For the uninitiated, MMORPGs are games that take place in a vast online world in which characters start with very little and work to become powerful. Along the way, they can choose a variety of paths, such as their "job" (in a traditional MMO like Everquest or World of Warcraft, this usually dictates whether or not one is a fighter or a magic user), their race, and smaller details, like their armor or clothing. The practice of making one's character more powerful, known as "leveling" or "grinding," is often very time-consuming. In Blizzard's World of Warcraft, it can take anywhere from 60-400 hours of playtime to reach the maximum level, which is 60. In Final Fantasy XI Online, however, reaching the maximum level (75) can take a lot longer.
But leveling is only part of the game. Along the way, players have a chance to deck out their characters; they upgrade armor, weapons, and spells in order to maximize their abilities. Typically, the higher the level and the better the gear, the more expensive it is in the terms of the game's economy. Taking the time to earn the necessary money often means a break from leveling... and in order to skip this process, some gamers out there are turning to companies like IGE or auctions on eBay to solve their gaming woes. For real money, they can purchase virtual game money — often known as "gold" (or in the case of FFXI, gil, the long-used term for money in the Final Fantasy franchise), which is then used in-game to gear up their characters.
This system of buying virtual goods and/or money with real money is known as Real Money Trade, or RMT — and it is a bannable offense on most MMORPGs. Regular players, who put in the hours out of pure enjoyment, find the situation distasteful and often rally for greater crackdowns from the companies who run the game — or greater personal restraint from those who purchase virtual currency.

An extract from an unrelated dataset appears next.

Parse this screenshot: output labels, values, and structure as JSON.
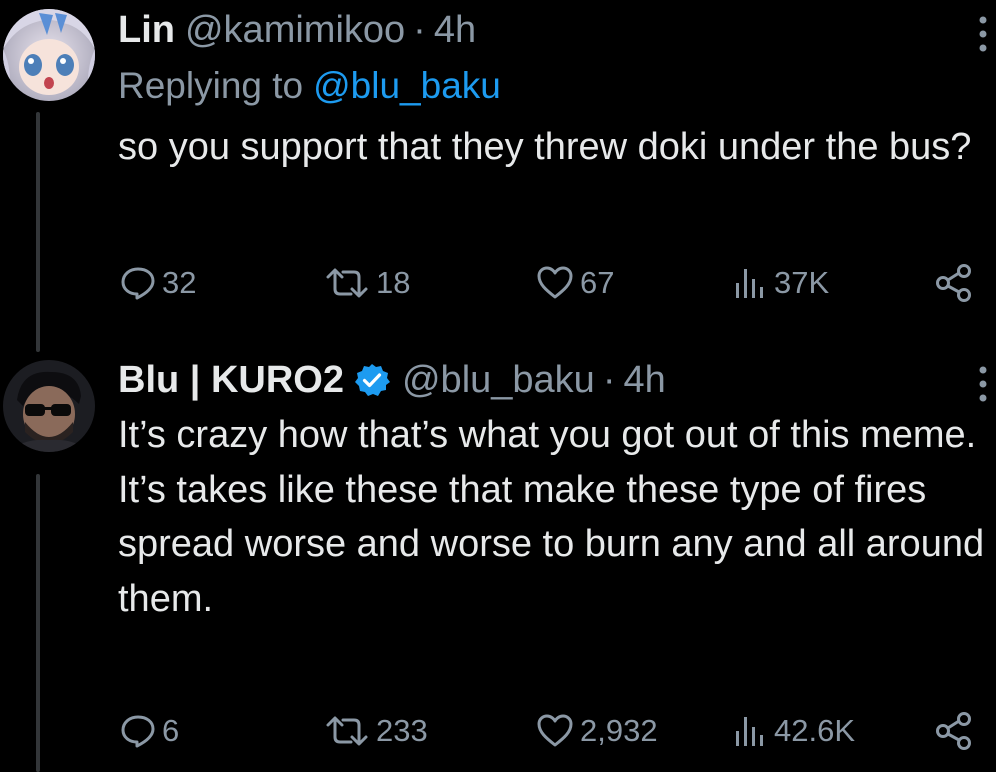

"I think there should be some way to regulate it [RMT]... however; sadly, the problem is deeper than that. The market is there because people will buy it. People will do anything to win, including cheat. I guess what really angers me is that it is poor sportsmanship. As a competitor I personally detest people who would do whatever it takes to win, as far as breaking rules go," says Christian Hildebrand, 30, who plays WoW.